Turn your work and purl in each stitch across the row.
Turn your work again and increase in each stitch across the row by knitting into the front and back of each stitch. To knit front and back, knit into the first stitch as you normally would to create a knit stitch but do not drop the stitch off the left needle. Insert the right needle from front to back into the back loop of the stitch and knit the stitch. Drop the stitch off the left needle. Continue knitting front and back into each stitch across the row. This will double the number of stitches on your needle.
Turn you work and purl across the next row.
Turn your work and knit front and back in each stitch across the next row.
Turn your work and purl across the next row.
Bind off all stitches. To bind off, knit two stitches from the left needle onto the right needle. Lift the first stitch over the second stitch and off the needle using the tip of the left needle. Knit one more stitch from the left needle to the right needle, and lift the first stitch over the second stitch and off the needle. Continue in this manner until one stitch remains on the right needle. Cut the yarn and pull the end through the loop. Tighten the knot.
Create ruffled edges on each remaining edge in the same manner.
Thread a 12-inch length of yarn onto a yarn needle. Join one of the corners together with a whip stitch. Repeat on the remaining corners.
Hide any loose ends by weaving them into stitches on the wrong side of the blanket. Trim any excess yarn.
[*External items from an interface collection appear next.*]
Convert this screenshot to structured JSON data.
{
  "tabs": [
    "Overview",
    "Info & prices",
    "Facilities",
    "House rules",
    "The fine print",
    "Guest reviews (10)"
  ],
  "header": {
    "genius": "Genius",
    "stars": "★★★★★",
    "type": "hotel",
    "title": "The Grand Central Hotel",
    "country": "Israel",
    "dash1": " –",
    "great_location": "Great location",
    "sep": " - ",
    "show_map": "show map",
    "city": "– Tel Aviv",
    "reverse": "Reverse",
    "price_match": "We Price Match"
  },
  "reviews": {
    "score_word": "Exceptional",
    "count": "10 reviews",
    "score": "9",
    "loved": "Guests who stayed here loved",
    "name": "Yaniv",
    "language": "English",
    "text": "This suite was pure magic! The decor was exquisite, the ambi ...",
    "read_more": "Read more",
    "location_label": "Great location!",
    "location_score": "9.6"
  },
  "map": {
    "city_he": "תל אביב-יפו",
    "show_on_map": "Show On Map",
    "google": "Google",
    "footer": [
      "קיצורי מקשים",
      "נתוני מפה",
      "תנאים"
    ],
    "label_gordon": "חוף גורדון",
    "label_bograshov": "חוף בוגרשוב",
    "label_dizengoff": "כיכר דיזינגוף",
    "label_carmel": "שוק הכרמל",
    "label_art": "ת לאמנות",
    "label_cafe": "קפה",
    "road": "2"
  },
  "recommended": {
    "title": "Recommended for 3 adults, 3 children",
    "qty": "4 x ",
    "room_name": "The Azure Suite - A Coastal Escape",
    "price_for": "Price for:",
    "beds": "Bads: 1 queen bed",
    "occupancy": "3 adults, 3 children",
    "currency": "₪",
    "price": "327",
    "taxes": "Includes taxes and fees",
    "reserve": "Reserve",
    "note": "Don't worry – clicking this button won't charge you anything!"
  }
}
If you want a looser ruffle, knit only one row of increases, or knit extra rows between each increase row. For a delicate embellishment, make one row of increases with yarn overs rather than knit front and back stitches. This will leave eyelets that you can weave a ribbon through. Tie the two ends of the ribbon in a bow at one corner. If you prefer not to pick up stitches, you instead can knit a length of edging to match the measurements of your blanket edges and then sew the knitted edging on.